Copy the data that appears below exactly. Drop the pictures.

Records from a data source

=== Begin Enclosure ===

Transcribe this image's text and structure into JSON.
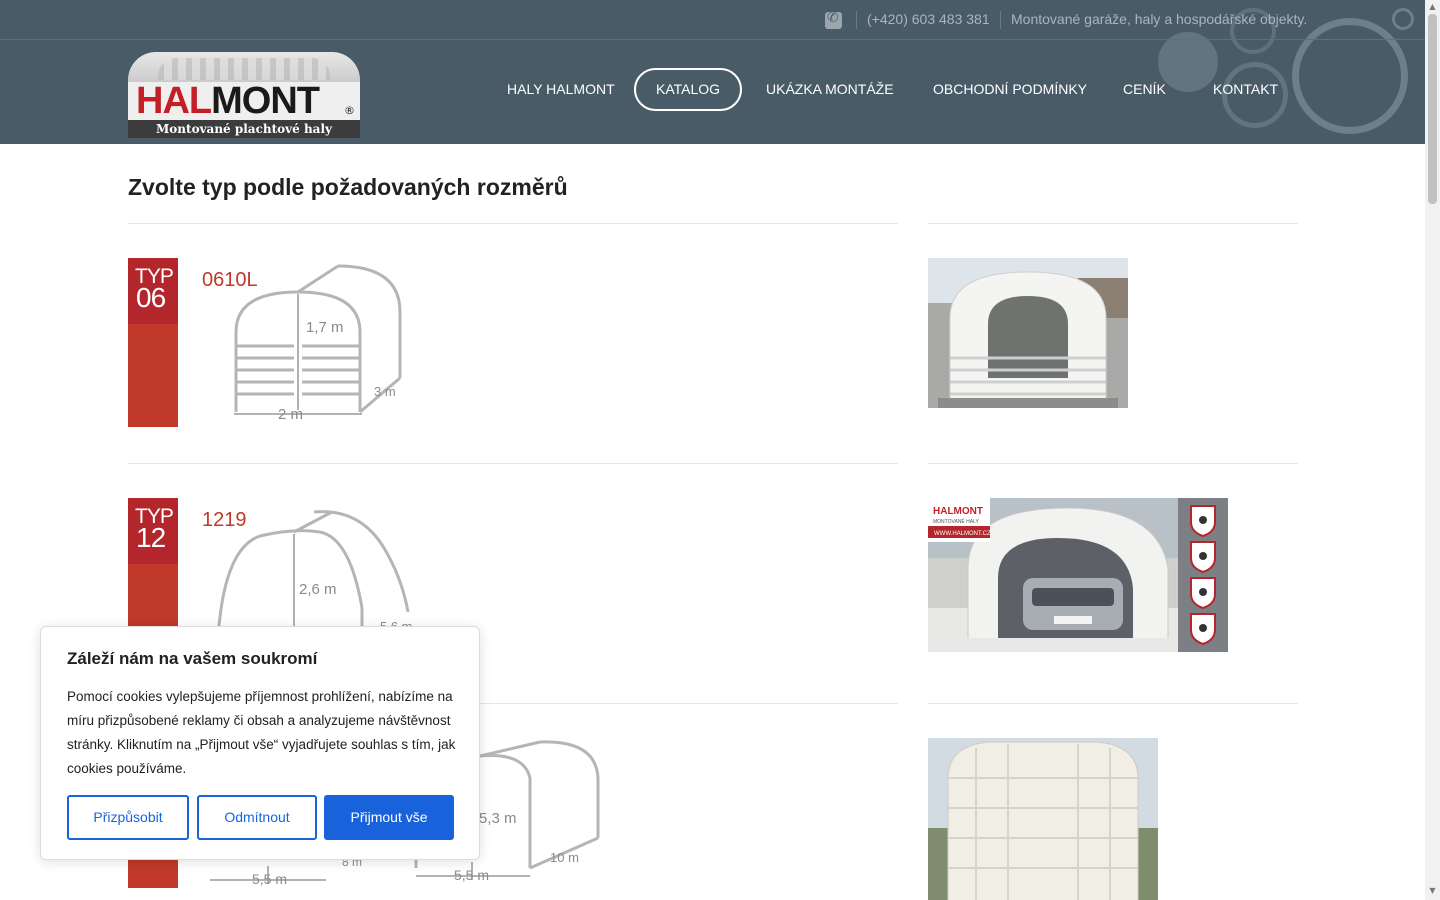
{
  "header": {
    "phone": "(+420) 603 483 381",
    "tagline": "Montované garáže, haly a hospodářské objekty.",
    "logo": {
      "name_red": "HAL",
      "name_black": "MONT",
      "reg": "®",
      "subtitle": "Montované plachtové haly"
    },
    "nav": [
      {
        "label": "HALY HALMONT"
      },
      {
        "label": "KATALOG"
      },
      {
        "label": "UKÁZKA MONTÁŽE"
      },
      {
        "label": "OBCHODNÍ PODMÍNKY"
      },
      {
        "label": "CENÍK"
      },
      {
        "label": "KONTAKT"
      }
    ]
  },
  "main": {
    "title": "Zvolte typ podle požadovaných rozměrů",
    "items": [
      {
        "typ_label": "TYP",
        "typ_num": "06",
        "code": "0610L",
        "dims": [
          "1,7 m",
          "2 m",
          "3 m"
        ]
      },
      {
        "typ_label": "TYP",
        "typ_num": "12",
        "code": "1219",
        "dims": [
          "2,6 m",
          "5,6 m"
        ]
      },
      {
        "dims": [
          "5,3 m",
          "8 m",
          "5,5 m",
          "5,5 m",
          "10 m"
        ]
      }
    ],
    "banner": {
      "brand": "HALMONT",
      "sub": "MONTOVANÉ HALY",
      "url": "WWW.HALMONT.CZ"
    }
  },
  "cookie": {
    "title": "Záleží nám na vašem soukromí",
    "body": "Pomocí cookies vylepšujeme příjemnost prohlížení, nabízíme na míru přizpůsobené reklamy či obsah a analyzujeme návštěvnost stránky. Kliknutím na „Přijmout vše“ vyjadřujete souhlas s tím, jak cookies používáme.",
    "customize": "Přizpůsobit",
    "reject": "Odmítnout",
    "accept": "Přijmout vše"
  },
  "colors": {
    "header_bg": "#4a5b68",
    "accent_red": "#c0392b",
    "cookie_blue": "#1863dc"
  },
  "icons": {
    "phone": "phone-icon"
  }
}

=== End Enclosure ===

## SOLUTION FOR THIS PROBLEM
Transcribe this image's text and structure into JSON.
{
  "header": {
    "phone": "(+420) 603 483 381",
    "tagline": "Montované garáže, haly a hospodářské objekty.",
    "logo": {
      "name_red": "HAL",
      "name_black": "MONT",
      "reg": "®",
      "subtitle": "Montované plachtové haly"
    },
    "nav": [
      {
        "label": "HALY HALMONT"
      },
      {
        "label": "KATALOG"
      },
      {
        "label": "UKÁZKA MONTÁŽE"
      },
      {
        "label": "OBCHODNÍ PODMÍNKY"
      },
      {
        "label": "CENÍK"
      },
      {
        "label": "KONTAKT"
      }
    ]
  },
  "main": {
    "title": "Zvolte typ podle požadovaných rozměrů",
    "items": [
      {
        "typ_label": "TYP",
        "typ_num": "06",
        "code": "0610L",
        "dims": [
          "1,7 m",
          "2 m",
          "3 m"
        ]
      },
      {
        "typ_label": "TYP",
        "typ_num": "12",
        "code": "1219",
        "dims": [
          "2,6 m",
          "5,6 m"
        ]
      },
      {
        "dims": [
          "5,3 m",
          "8 m",
          "5,5 m",
          "5,5 m",
          "10 m"
        ]
      }
    ],
    "banner": {
      "brand": "HALMONT",
      "sub": "MONTOVANÉ HALY",
      "url": "WWW.HALMONT.CZ"
    }
  },
  "cookie": {
    "title": "Záleží nám na vašem soukromí",
    "body": "Pomocí cookies vylepšujeme příjemnost prohlížení, nabízíme na míru přizpůsobené reklamy či obsah a analyzujeme návštěvnost stránky. Kliknutím na „Přijmout vše“ vyjadřujete souhlas s tím, jak cookies používáme.",
    "customize": "Přizpůsobit",
    "reject": "Odmítnout",
    "accept": "Přijmout vše"
  },
  "colors": {
    "header_bg": "#4a5b68",
    "accent_red": "#c0392b",
    "cookie_blue": "#1863dc"
  },
  "icons": {
    "phone": "phone-icon"
  }
}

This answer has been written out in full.